Adding bans on top of a phase-down, however, would increase the cost of emission reduction very significantly. For example, by adding HFC bans in commercial refrigeration and certain HFC maintenance bans, the total cost could potentially increase by as much as €25 billion by 2030 compared to the cost of a phase-down only. EPEE therefore questions the usefulness and the effectiveness of adding bans on top of a phase-down. Clearly, future F-Gas rules need to strike the right balance between the aim they are trying to achieve and the economic impact on industry and society that they will bring about.
Banning HFCs in certain applications does also not guarantee that an alternative can perform as well and as safely in all applications and climate zones.
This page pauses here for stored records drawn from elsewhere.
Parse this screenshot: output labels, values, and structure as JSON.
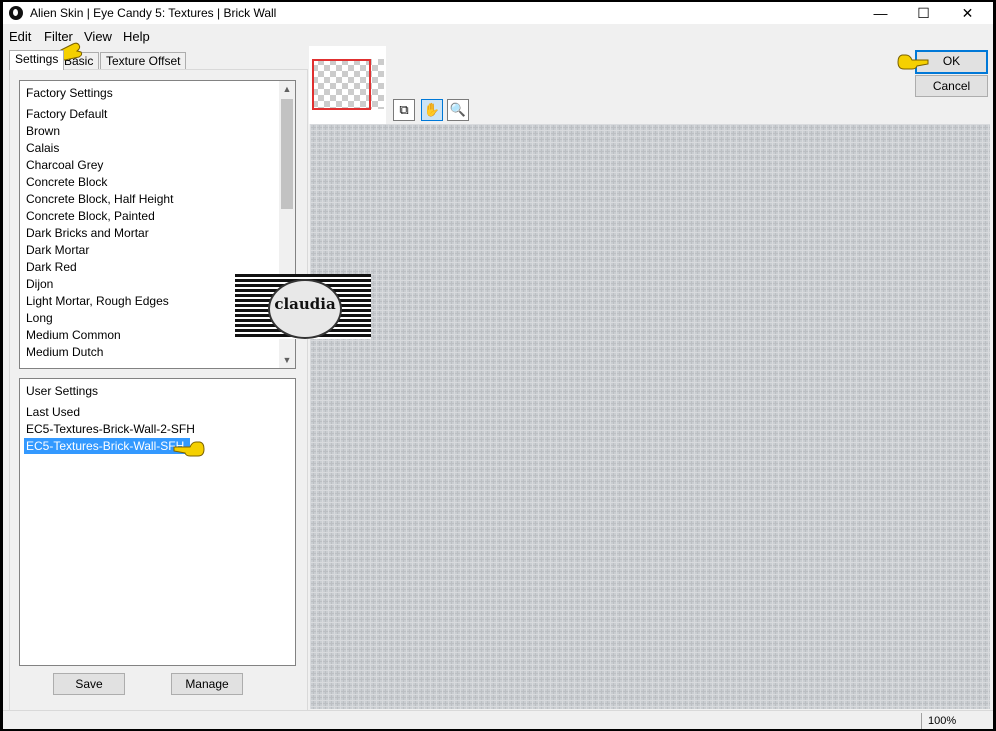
{
  "window": {
    "title": "Alien Skin | Eye Candy 5: Textures | Brick Wall",
    "minimize_label": "—",
    "maximize_label": "☐",
    "close_label": "✕"
  },
  "menu": {
    "items": [
      {
        "label": "Edit"
      },
      {
        "label": "Filter"
      },
      {
        "label": "View"
      },
      {
        "label": "Help"
      }
    ]
  },
  "tabs": [
    {
      "label": "Settings"
    },
    {
      "label": "Basic"
    },
    {
      "label": "Texture Offset"
    }
  ],
  "factory_settings": {
    "header": "Factory Settings",
    "items": [
      "Factory Default",
      "Brown",
      "Calais",
      "Charcoal Grey",
      "Concrete Block",
      "Concrete Block, Half Height",
      "Concrete Block, Painted",
      "Dark Bricks and Mortar",
      "Dark Mortar",
      "Dark Red",
      "Dijon",
      "Light Mortar, Rough Edges",
      "Long",
      "Medium Common",
      "Medium Dutch"
    ]
  },
  "user_settings": {
    "header": "User Settings",
    "items": [
      "Last Used",
      "EC5-Textures-Brick-Wall-2-SFH",
      "EC5-Textures-Brick-Wall-SFH"
    ],
    "selected": "EC5-Textures-Brick-Wall-SFH"
  },
  "buttons": {
    "save": "Save",
    "manage": "Manage",
    "ok": "OK",
    "cancel": "Cancel"
  },
  "toolbar": {
    "tools": [
      {
        "icon": "preview-toggle-icon"
      },
      {
        "icon": "hand-pan-icon"
      },
      {
        "icon": "zoom-magnifier-icon"
      }
    ]
  },
  "watermark": {
    "text": "claudia"
  },
  "statusbar": {
    "zoom": "100%"
  },
  "colors": {
    "selection": "#3399ff",
    "default_button_border": "#0078d7",
    "pointer_hand": "#f5d000",
    "thumbnail_frame": "#e03030"
  }
}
In an industry sector where indirect emissions due to energy consumption account for 70 to 80% of total CO2 emissions, it would be detrimental to the EU climate and energy targets to sacrifice energy efficiency. For example, refrigerant solutions such as carbon dioxide are known to be less efficient in hot ambient climate zones; and in small air-conditioning applications, there is no safe and energy efficient alternative which fulfils the future minimum energy efficiency requirements set under the European ecodesign rules.
The European Partnership for Energy and the Environment (EPEE) represents the refrigeration, air-conditioning and heat pump industry in Europe. Founded in the year 2000, EPEE’s membership is composed of 40 member companies and national associations across Europe realising a turnover of over 30 billion Euros and employing more than 200,000 people in Europe. As an expert association, EPEE is supporting safe, environmentally and economically viable technologies with the objective of promoting a better understanding of the sector in the EU and contributing to the development of effective European policies. For more information, please visit www.epeeglobal.org .